“You can buy the best, most authentic food right here in Lesser Poland,” says Adam Chrząstowski. A chef with a philosophy degree, he worked in luxury hotels around the world until, one day, in China, he realized how much he missed Polish food. So he returned home, began managing a well-known Kraków restaurant in 2007, wrote a food column and appeared on TV, cooking only Polish food using regional ingredients. The 51-year-old (who primarily works as a consultant and vocational instructor these days), always finds these at the Stary Kleparz, the oldest market in the city, where bundles of asparagus stand upright in wooden crates, blueberries and apples are piled high and herbs and heads of lettuce proliferate in huge bunches. Some of the stalls sell suska sechlońska, the fire-dried prunes Chrząstowski uses to season his bigos stew; others sell the decorative, spindle-shaped smoked sheep’s cheese from the Tatra Mountains called oscypek. “Things like turnips, millet and organ meats used to be scorned as poor people’s food,” says Chrząstowski, “and today, beef heart is sold for about five Złoty a kilo – roughly 1.20 euros – as dog food. I’d like to show people that it can taste really good.”
For the increasing number of people who consciously avoid butter, cream and eggs (and eschew honey and meat) but don’t want to go hungry in Kraków, there’s also Veganic, which has joined a sushi place, a tattoo parlor, an electro club and a craft beer hall in the old Tytano cigar factory, a remnant from the days when people naturally enjoyed a smoke after their heavy meal. “At first, I was a afraid that a vegetarian or even vegan restaurant would not go down well here,” admits Veganic’s owner Iga Uniszewska, 52. But her concept has been well received.

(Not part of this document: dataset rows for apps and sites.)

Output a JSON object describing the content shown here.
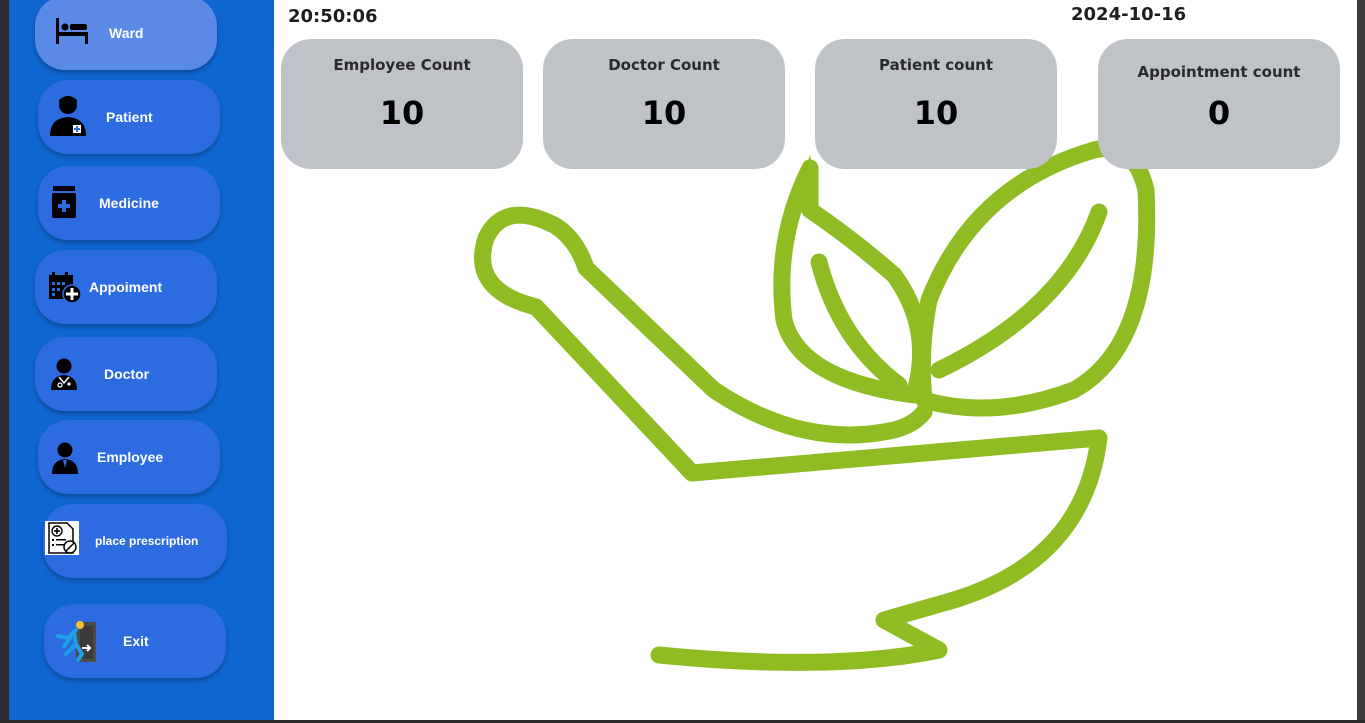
{
  "sidebar": {
    "items": [
      {
        "label": "Ward",
        "icon": "bed-icon"
      },
      {
        "label": "Patient",
        "icon": "patient-icon"
      },
      {
        "label": "Medicine",
        "icon": "medicine-icon"
      },
      {
        "label": "Appoiment",
        "icon": "appointment-calendar-icon"
      },
      {
        "label": "Doctor",
        "icon": "doctor-icon"
      },
      {
        "label": "Employee",
        "icon": "employee-icon"
      },
      {
        "label": "place prescription",
        "icon": "prescription-icon"
      },
      {
        "label": "Exit",
        "icon": "exit-icon"
      }
    ]
  },
  "header": {
    "time": "20:50:06",
    "date": "2024-10-16"
  },
  "stats": [
    {
      "title": "Employee Count",
      "value": "10"
    },
    {
      "title": "Doctor Count",
      "value": "10"
    },
    {
      "title": "Patient count",
      "value": "10"
    },
    {
      "title": "Appointment count",
      "value": "0"
    }
  ],
  "colors": {
    "sidebar": "#0e66d0",
    "button": "#2c6be0",
    "button_active": "#5a8ae6",
    "card": "#bfc3c7",
    "logo_green": "#8fbc22"
  },
  "background_logo": "mortar-pestle-leaf-logo"
}
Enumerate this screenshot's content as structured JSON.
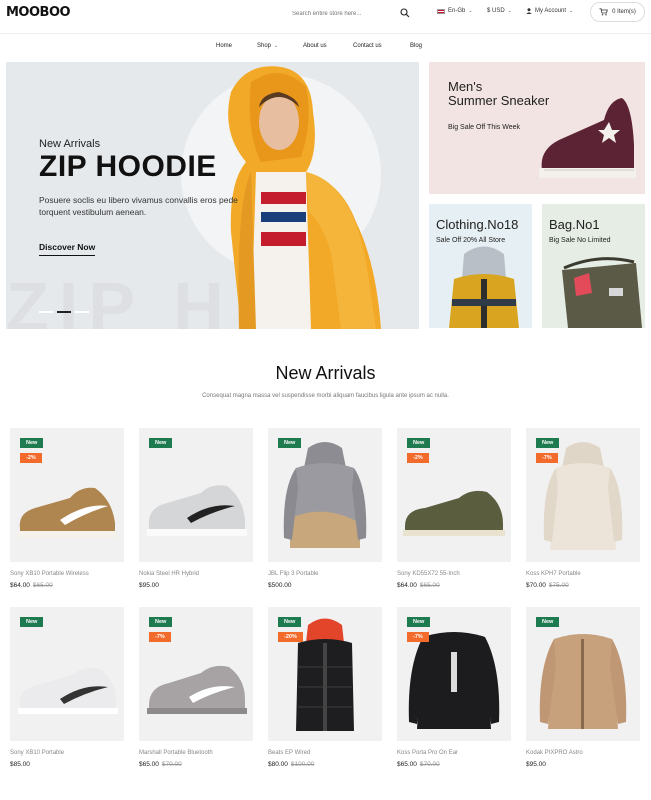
{
  "header": {
    "logo": "MOOBOO",
    "search_placeholder": "Search entire store here...",
    "language": "En-Gb",
    "currency": "$ USD",
    "account": "My Account",
    "cart": "0 Item(s)"
  },
  "nav": {
    "items": [
      "Home",
      "Shop",
      "About us",
      "Contact us",
      "Blog"
    ]
  },
  "hero": {
    "eyebrow": "New Arrivals",
    "title": "ZIP HOODIE",
    "description": "Posuere soclis eu libero vivamus convallis eros pede torquent vestibulum aenean.",
    "cta": "Discover Now",
    "ghost_text": "ZIP H"
  },
  "banners": [
    {
      "title_line1": "Men's",
      "title_line2": "Summer Sneaker",
      "subtitle": "Big Sale Off This Week"
    },
    {
      "title": "Clothing.No18",
      "subtitle": "Sale Off 20% All Store"
    },
    {
      "title": "Bag.No1",
      "subtitle": "Big Sale No Limited"
    }
  ],
  "section": {
    "title": "New Arrivals",
    "subtitle": "Consequat magna massa vel suspendisse morbi aliquam faucibus ligula ante ipsum ac nulla."
  },
  "products": [
    {
      "name": "Sony XB10 Portable Wireless",
      "price": "$64.00",
      "old_price": "$65.00",
      "badge_new": "New",
      "badge_sale": "-2%"
    },
    {
      "name": "Nokia Steel HR Hybrid",
      "price": "$95.00",
      "old_price": "",
      "badge_new": "New",
      "badge_sale": ""
    },
    {
      "name": "JBL Flip 3 Portable",
      "price": "$500.00",
      "old_price": "",
      "badge_new": "New",
      "badge_sale": ""
    },
    {
      "name": "Sony KD55X72 55-Inch",
      "price": "$64.00",
      "old_price": "$65.00",
      "badge_new": "New",
      "badge_sale": "-2%"
    },
    {
      "name": "Koss KPH7 Portable",
      "price": "$70.00",
      "old_price": "$75.00",
      "badge_new": "New",
      "badge_sale": "-7%"
    },
    {
      "name": "Sony XB10 Portable",
      "price": "$85.00",
      "old_price": "",
      "badge_new": "New",
      "badge_sale": ""
    },
    {
      "name": "Marshall Portable Bluetooth",
      "price": "$65.00",
      "old_price": "$70.00",
      "badge_new": "New",
      "badge_sale": "-7%"
    },
    {
      "name": "Beats EP Wired",
      "price": "$80.00",
      "old_price": "$100.00",
      "badge_new": "New",
      "badge_sale": "-20%"
    },
    {
      "name": "Koss Porta Pro On Ear",
      "price": "$65.00",
      "old_price": "$70.00",
      "badge_new": "New",
      "badge_sale": "-7%"
    },
    {
      "name": "Kodak PIXPRO Astro",
      "price": "$95.00",
      "old_price": "",
      "badge_new": "New",
      "badge_sale": ""
    }
  ],
  "colors": {
    "badge_new": "#1e7a4f",
    "badge_sale": "#f26b2b",
    "hero_bg": "#e6e9ec",
    "hoodie": "#f5a623"
  }
}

Inside, the front end of a car has been upholstered as a sofa, botanical drawings hang on the walls and the wallpaper is jungle themed. On the terrace, guests recline on painted green pallets or sit on flaking metal chairs with floral-patterned cushions. Comfortable they are not, but the menu and desert menu provide ample compensation, such as a basil, parsley root and lime parfait. Some people even come several times a week for the restaurant’s oyster mushroom risotto with pumpkin and vegan parmesan or Iga’s special pierogi: tofu dumplings served with roasted sweet potato. Krakow is ringing the changes: cześć and good-bye to pork and potatoes!
Out and about in Kraków
Enjoy a drink at the Forum Przestrzenie bar by the Vistula with a fine view of the castle.
Visit this website if you want to find out where top chefs go for food in Kraków.
The Rzeczy Same concept store sells polish design, like bedding with a forest floor pattern.
Jewelry designer Grzegorz Blazko makes rings that combine silver with colorful acrylic.
A remarkable ceiling painting adorns the lobby in the new Balthazar Design Hotel near the castle.
Start the day at the Hotel Stary in a pool beneath ancient arches that are more than 600 years old.
In August, Lufthansa is flying to Kraków (KRK) up to five times daily from Frankfurt (FRA) and up to four times daily from Munich (MUC). Use the app to calculate your miles: miles-and-more.com/app